__Problem to work on__
For the listing below, work out the number of lines that hold "address" and return that number alone.
————
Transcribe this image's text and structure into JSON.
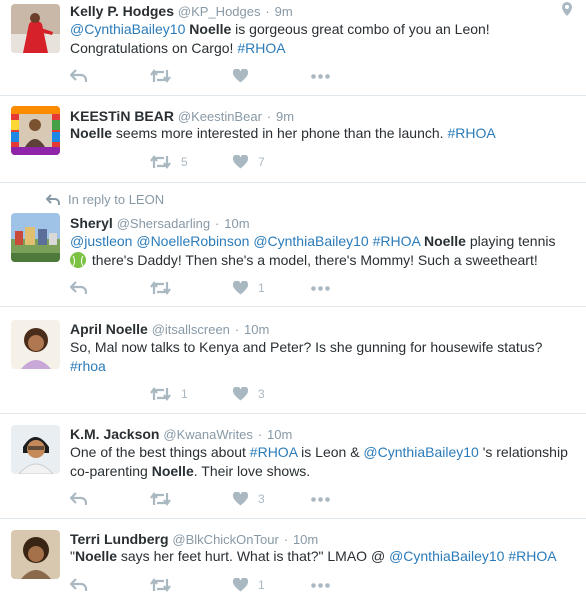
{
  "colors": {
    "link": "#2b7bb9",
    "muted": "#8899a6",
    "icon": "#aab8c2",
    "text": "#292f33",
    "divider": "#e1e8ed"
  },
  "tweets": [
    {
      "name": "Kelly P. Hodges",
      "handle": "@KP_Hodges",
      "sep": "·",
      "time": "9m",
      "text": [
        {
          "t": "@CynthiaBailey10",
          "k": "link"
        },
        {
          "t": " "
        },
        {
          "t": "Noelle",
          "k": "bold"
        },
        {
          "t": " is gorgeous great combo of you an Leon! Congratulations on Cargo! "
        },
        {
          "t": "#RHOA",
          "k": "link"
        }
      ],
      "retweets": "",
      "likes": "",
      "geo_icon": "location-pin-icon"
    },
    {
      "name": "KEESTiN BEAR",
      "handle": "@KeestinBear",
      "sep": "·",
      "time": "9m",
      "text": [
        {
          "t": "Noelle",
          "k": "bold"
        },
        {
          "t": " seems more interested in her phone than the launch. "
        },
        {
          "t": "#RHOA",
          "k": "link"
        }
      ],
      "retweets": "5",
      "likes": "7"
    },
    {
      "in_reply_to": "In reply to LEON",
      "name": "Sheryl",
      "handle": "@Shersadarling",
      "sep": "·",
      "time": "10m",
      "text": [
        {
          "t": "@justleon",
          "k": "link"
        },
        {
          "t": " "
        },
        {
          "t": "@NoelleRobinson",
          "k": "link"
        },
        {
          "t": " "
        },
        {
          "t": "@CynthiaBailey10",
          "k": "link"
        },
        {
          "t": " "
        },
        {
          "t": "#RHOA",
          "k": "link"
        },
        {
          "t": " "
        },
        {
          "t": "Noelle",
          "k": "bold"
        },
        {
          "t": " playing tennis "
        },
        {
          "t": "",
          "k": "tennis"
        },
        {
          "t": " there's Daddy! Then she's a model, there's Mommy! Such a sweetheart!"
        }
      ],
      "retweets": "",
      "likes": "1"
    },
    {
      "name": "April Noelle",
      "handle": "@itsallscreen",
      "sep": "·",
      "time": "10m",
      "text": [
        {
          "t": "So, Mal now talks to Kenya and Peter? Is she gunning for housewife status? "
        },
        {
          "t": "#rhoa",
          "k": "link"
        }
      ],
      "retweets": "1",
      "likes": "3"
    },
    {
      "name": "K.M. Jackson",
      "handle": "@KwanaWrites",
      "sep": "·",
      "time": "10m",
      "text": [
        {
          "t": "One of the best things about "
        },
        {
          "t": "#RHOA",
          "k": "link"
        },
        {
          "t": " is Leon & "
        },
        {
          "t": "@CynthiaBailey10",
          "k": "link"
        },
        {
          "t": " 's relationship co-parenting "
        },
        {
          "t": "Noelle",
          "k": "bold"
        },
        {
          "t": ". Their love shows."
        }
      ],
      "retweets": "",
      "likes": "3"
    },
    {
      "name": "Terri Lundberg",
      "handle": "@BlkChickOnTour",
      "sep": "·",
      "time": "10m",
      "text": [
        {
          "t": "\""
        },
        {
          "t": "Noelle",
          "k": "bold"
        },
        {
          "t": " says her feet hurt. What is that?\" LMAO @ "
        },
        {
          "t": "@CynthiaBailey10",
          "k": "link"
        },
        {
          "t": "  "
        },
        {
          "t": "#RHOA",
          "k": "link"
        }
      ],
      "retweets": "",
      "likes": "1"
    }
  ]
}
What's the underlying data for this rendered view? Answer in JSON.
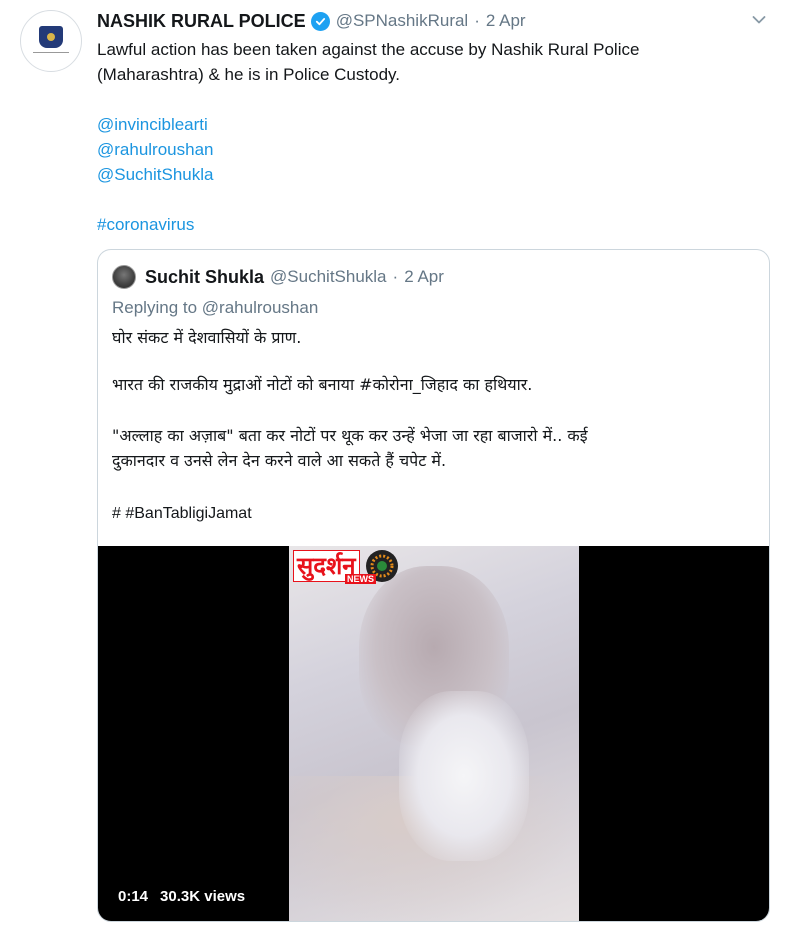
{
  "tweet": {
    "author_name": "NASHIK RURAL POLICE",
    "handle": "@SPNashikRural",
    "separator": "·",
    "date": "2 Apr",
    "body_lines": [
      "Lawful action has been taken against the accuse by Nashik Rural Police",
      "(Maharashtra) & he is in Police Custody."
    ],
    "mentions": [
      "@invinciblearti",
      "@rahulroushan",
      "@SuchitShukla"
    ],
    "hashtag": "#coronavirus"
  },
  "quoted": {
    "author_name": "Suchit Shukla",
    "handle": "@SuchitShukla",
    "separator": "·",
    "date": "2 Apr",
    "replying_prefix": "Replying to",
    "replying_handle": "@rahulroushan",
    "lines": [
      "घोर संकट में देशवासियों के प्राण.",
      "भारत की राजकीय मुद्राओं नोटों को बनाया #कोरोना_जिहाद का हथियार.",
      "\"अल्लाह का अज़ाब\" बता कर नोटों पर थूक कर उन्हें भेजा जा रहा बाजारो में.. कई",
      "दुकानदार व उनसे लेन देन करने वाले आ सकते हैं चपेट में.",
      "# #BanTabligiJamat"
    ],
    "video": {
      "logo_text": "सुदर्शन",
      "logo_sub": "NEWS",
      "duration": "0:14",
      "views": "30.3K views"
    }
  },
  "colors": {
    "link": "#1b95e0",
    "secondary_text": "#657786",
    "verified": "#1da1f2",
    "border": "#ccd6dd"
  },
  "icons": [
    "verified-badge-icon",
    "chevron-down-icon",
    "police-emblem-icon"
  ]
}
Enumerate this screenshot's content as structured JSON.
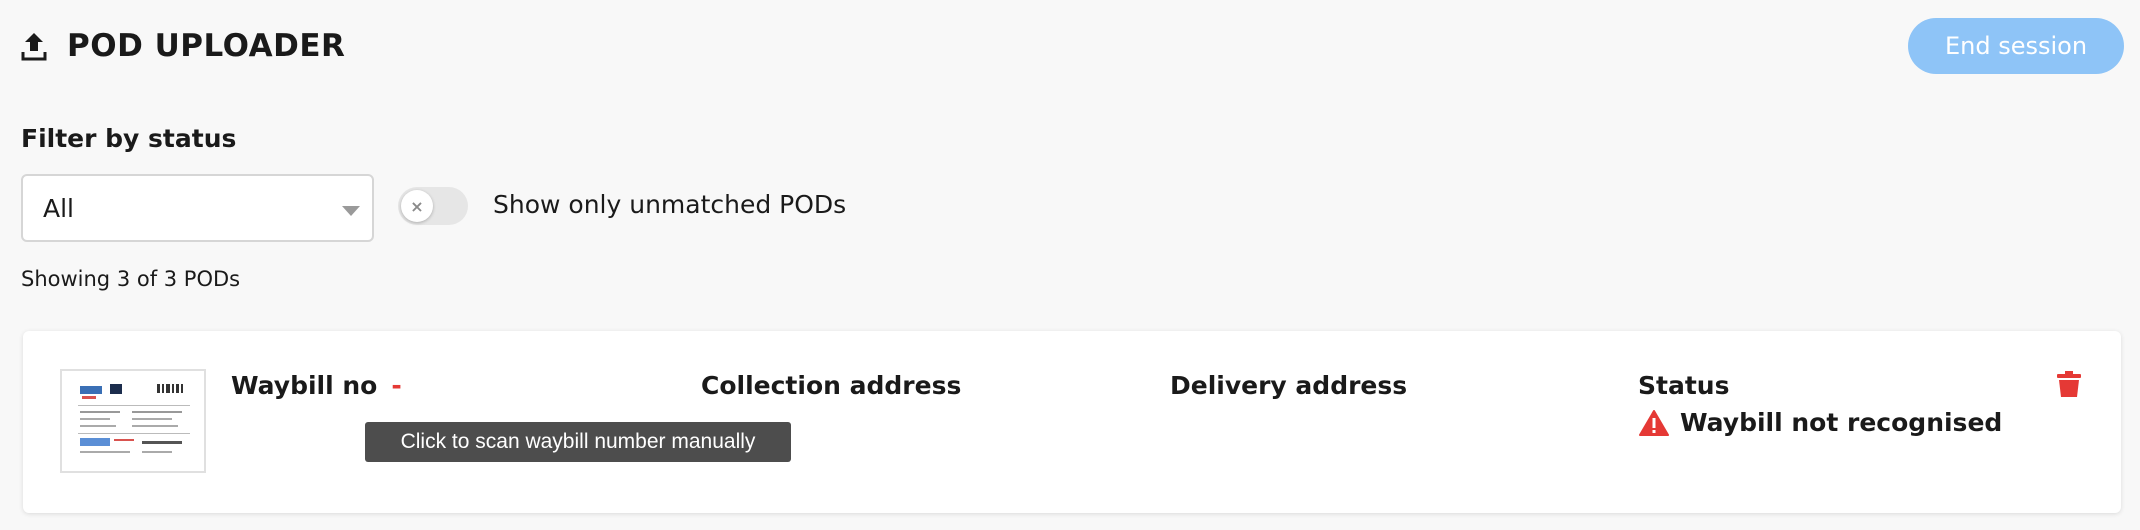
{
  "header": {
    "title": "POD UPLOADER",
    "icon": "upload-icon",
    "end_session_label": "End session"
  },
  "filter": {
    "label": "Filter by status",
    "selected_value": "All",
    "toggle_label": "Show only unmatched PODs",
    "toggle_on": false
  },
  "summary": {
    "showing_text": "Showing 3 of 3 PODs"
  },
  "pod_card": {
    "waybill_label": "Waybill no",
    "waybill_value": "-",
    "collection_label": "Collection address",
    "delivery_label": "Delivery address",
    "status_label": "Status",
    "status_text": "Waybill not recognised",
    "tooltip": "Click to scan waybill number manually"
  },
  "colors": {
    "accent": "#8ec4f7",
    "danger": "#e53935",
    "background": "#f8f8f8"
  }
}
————
__Response__
2